Industrial and construction output suffered a shock fall in January, raising the risk the economy will slide back into recession at a time that rising oil prices are posing a dilemma for policymakers.
Friday's data from the Office for National Statistics will put extra pressure on finance minister George Osborne to find measures to boost growth as he prepares to unveil his 2012 budget on March 21, and may raise the chances that the Bank of England will extend its asset purchase programme in May.
Industrial output shrank by 0.4 percent in January, wiping out December's gains and confounding economists' forecasts for a 0.3 percent rise. None of the economists polled by Reuters had expected a fall this month after a string of upbeat private-sector surveys, and the annual decline of 3.8 percent was the biggest in more than two years.
Today's disappointing industrial figures ... suggest that the manufacturing recovery is already starting to lose steam, said Capital Economics's Samuel Tombs.
Other data this week showed Italian industrial output fell 2.5 percent in January, while France and Germany reported growth of 0.2 percent and 1.6 percent respectively - reflecting the contrasting fortunes of the euro zone's three biggest economies.
The fall in production was driven by a slump in oil and gas output. The energy sector was a persistently weak in 2011 due to unplanned maintenance, unfavourable weather and a long-term decline in North Sea energy reserves.
But factory output, which accounts for the lion's share of industrial production, was also weaker than expected, growing by just 0.1 percent compared to forecasts of 0.3 percent.
This was a particular surprise given relatively strong recent surveys from purchasing managers' and industry bodies.
Overnight, the country's main manufacturers' association, EEF, had said factory output rebounded at the start of 2012 and that firms expected output and orders to grow at their fastest pace in a year over the next three months.
Further bad news came from the construction sector. Non-seasonally adjusted output fell 12.3 percent in January after an 11.8 percent decline in December, according to the ONS, despite relatively good weather over the period.
Even by the standards of what is a volatile series, this was a sharp fall that would make it hard for the economy as a whole to show growth after its 0.2 percent contraction in the fourth quarter, said RBS economist Richard Barwell.

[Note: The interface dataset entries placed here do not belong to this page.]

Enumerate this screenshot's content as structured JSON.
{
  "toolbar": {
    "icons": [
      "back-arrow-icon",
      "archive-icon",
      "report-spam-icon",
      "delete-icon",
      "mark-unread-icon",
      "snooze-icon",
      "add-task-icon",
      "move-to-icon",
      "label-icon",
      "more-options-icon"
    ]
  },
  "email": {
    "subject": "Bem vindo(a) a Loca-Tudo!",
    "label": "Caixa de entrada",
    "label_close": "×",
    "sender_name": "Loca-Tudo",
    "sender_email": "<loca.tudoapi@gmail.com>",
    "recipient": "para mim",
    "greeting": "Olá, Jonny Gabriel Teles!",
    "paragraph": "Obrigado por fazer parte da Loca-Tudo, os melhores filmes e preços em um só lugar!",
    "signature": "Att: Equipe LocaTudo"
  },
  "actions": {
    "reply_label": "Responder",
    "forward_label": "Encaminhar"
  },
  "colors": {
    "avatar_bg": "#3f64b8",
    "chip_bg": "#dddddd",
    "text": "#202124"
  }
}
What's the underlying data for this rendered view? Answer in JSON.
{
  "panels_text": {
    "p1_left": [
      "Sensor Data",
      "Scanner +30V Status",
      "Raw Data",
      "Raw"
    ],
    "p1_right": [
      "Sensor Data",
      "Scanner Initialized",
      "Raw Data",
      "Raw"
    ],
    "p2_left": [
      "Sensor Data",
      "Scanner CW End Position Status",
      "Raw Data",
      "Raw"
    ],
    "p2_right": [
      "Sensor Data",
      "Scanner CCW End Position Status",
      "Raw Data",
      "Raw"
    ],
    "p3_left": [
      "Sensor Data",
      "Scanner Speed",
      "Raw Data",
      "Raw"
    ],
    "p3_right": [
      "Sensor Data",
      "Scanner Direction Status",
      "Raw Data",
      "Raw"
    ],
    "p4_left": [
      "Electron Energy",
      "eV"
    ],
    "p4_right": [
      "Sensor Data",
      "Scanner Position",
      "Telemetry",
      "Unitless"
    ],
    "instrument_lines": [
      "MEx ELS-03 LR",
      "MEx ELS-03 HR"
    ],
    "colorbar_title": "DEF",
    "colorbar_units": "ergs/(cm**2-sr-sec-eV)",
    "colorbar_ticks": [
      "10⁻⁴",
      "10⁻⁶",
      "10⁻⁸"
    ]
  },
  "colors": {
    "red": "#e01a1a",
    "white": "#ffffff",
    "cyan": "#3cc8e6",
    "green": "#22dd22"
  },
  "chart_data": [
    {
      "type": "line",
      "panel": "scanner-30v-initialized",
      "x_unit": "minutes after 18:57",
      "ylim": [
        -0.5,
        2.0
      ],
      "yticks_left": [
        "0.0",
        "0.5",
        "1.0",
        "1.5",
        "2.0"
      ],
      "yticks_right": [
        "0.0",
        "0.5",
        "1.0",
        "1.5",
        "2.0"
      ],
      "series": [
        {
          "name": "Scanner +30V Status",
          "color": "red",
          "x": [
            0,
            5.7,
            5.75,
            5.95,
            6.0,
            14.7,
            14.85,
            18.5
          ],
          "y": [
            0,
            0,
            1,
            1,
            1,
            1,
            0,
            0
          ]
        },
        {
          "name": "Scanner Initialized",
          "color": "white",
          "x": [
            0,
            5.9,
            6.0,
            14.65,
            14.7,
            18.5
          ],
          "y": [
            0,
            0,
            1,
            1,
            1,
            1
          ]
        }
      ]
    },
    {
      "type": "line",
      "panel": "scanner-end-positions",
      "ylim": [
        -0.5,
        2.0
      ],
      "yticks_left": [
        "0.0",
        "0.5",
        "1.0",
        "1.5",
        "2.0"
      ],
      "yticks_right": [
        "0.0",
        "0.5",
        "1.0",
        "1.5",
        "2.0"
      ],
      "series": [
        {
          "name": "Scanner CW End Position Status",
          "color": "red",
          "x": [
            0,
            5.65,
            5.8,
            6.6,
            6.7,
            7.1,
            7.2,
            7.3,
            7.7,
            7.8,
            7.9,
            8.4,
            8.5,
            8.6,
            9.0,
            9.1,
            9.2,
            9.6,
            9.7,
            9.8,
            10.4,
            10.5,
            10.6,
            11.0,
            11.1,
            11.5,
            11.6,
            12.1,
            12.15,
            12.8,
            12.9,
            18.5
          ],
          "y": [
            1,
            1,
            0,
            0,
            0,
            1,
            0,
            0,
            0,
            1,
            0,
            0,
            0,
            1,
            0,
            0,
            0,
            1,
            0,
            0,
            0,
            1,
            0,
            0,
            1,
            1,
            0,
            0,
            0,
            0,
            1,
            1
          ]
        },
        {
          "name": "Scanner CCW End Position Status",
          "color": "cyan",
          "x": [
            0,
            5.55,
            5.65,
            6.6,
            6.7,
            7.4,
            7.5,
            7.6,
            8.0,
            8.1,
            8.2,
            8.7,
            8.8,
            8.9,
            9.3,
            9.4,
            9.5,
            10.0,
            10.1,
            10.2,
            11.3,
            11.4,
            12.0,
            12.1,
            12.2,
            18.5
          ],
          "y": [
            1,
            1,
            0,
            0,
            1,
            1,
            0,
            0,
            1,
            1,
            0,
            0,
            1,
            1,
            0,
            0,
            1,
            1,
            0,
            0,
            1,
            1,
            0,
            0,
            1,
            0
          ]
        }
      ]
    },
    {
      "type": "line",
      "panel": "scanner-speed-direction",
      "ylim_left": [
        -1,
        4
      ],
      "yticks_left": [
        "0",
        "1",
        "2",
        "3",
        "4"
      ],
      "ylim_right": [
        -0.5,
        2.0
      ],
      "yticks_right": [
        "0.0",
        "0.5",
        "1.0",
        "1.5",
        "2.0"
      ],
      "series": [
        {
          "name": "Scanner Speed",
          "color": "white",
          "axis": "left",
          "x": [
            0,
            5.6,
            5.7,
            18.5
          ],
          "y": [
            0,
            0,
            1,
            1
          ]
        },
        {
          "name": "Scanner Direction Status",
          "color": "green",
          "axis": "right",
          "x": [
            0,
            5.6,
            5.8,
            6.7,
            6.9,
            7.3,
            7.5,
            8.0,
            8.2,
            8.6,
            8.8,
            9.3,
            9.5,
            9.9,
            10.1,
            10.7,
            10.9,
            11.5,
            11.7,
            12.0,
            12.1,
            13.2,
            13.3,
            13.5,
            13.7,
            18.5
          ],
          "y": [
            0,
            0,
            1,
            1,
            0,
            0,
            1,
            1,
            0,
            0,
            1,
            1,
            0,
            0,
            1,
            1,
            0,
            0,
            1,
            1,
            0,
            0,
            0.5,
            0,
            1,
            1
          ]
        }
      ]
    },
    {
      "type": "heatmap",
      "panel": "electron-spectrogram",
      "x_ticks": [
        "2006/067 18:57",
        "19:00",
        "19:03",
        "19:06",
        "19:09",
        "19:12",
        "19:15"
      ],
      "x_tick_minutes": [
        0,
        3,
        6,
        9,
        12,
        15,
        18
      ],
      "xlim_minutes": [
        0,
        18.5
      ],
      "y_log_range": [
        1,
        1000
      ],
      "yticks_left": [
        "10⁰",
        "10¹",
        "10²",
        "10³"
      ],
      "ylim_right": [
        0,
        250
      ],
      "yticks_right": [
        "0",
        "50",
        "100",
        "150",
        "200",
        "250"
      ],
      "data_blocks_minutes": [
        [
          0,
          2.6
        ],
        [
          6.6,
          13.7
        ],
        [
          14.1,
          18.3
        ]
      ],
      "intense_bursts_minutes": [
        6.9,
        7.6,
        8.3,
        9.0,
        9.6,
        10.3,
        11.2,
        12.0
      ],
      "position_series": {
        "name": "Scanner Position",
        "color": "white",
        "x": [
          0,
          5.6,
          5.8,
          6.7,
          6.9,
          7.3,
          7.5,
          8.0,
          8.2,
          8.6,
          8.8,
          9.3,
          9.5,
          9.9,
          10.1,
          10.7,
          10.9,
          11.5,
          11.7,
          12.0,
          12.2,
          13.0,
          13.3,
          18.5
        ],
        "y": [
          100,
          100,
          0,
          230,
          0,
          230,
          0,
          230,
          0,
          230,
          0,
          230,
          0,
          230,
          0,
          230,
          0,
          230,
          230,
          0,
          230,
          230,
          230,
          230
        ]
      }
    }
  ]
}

The prospect of a technical recession looked pretty distant until today. Not anymore.
OIL PRICE PROBLEM
Rising oil prices complicate the picture for policymakers. The BoE's ability to pump further stimulus into the economy on top of the 50 billion pounds of quantitative easing approved last month hinges on its confidence that inflation will fall back to its 2 percent target in the medium term.
Consumer price inflation is currently 3.6 percent, and is forecast to fall below target by the end of the year. But past forecasts have been thrown off track by spikes in oil prices, and in February factory gate inflation edged up to 4.1 percent - its first increase since CPI hit a three-year high in September.
Producer prices were pushed up by sharp monthly increases in firms' input costs for crude oil and domestically-produced food, the latter rising by the biggest margin since April.
Sticky inflation would maintain the squeeze on consumers' purchasing power and make it harder for the Bank of England to do more quantitative easing should the economy continue to struggle, said IHS Global Insight economist Howard Archer.
Bellwether retailer John Lewis reported a 4.4 percent rise in weekly sales earlier on Friday, and a Lloyds survey showed consumer sentiment at a six-month high.
Higher oil and food costs are a double-edged sword for inflation, in the view of many BoE policymakers. Although they push up prices in the short-term, in the long run they dampen consumer demand and may pull down inflation if broader expectations remain stable.
The latest BoE survey of public inflation attitudes, also published on Friday, suggests these remain in check for now, with forecasts for the year ahead sinking to an 18-month low of 3.5 percent.
(Reporting by David Milliken and Fiona Shaikh; Editing by Catherine Evans)